▶ Work task
When you copy the entries, omit the images and keep every word as it is.

(Records from a data collection)

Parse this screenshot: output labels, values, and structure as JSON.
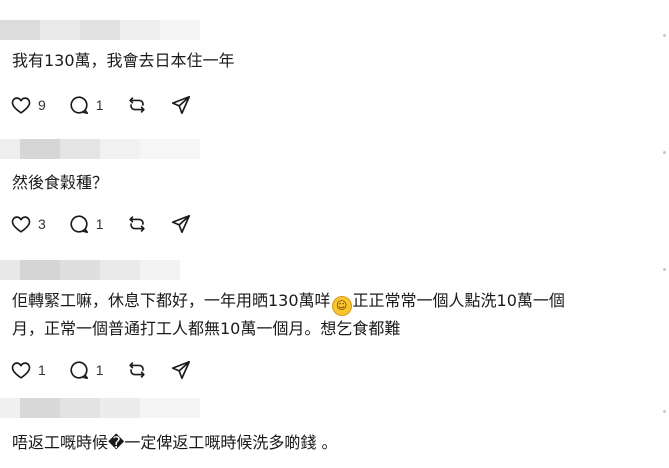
{
  "comments": [
    {
      "text": "我有130萬，我會去日本住一年",
      "likes": "9",
      "replies": "1"
    },
    {
      "text": "然後食穀種？",
      "likes": "3",
      "replies": "1"
    },
    {
      "text_line1_a": "佢轉緊工嘛，休息下都好，一年用晒130萬咩",
      "emoji": "😂",
      "text_line1_b": "正正常常一個人點洗10萬一個",
      "text_line2": "月，正常一個普通打工人都無10萬一個月。想乞食都難",
      "likes": "1",
      "replies": "1"
    },
    {
      "text": "唔返工嘅時候�一定俾返工嘅時候洗多啲錢 。"
    }
  ],
  "icons": {
    "like": "heart-icon",
    "reply": "comment-bubble-icon",
    "repost": "repost-icon",
    "share": "send-icon"
  },
  "colors": {
    "icon": "#1a1a1a",
    "text": "#1a1a1a",
    "blur_dark": "#d9d9d9",
    "blur_light": "#eeeeee"
  }
}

▶ Solution to the exercise
Parse this screenshot: output labels, values, and structure as JSON.
{
  "comments": [
    {
      "text": "我有130萬，我會去日本住一年",
      "likes": "9",
      "replies": "1"
    },
    {
      "text": "然後食穀種？",
      "likes": "3",
      "replies": "1"
    },
    {
      "text_line1_a": "佢轉緊工嘛，休息下都好，一年用晒130萬咩",
      "emoji": "😂",
      "text_line1_b": "正正常常一個人點洗10萬一個",
      "text_line2": "月，正常一個普通打工人都無10萬一個月。想乞食都難",
      "likes": "1",
      "replies": "1"
    },
    {
      "text": "唔返工嘅時候�一定俾返工嘅時候洗多啲錢 。"
    }
  ],
  "icons": {
    "like": "heart-icon",
    "reply": "comment-bubble-icon",
    "repost": "repost-icon",
    "share": "send-icon"
  },
  "colors": {
    "icon": "#1a1a1a",
    "text": "#1a1a1a",
    "blur_dark": "#d9d9d9",
    "blur_light": "#eeeeee"
  }
}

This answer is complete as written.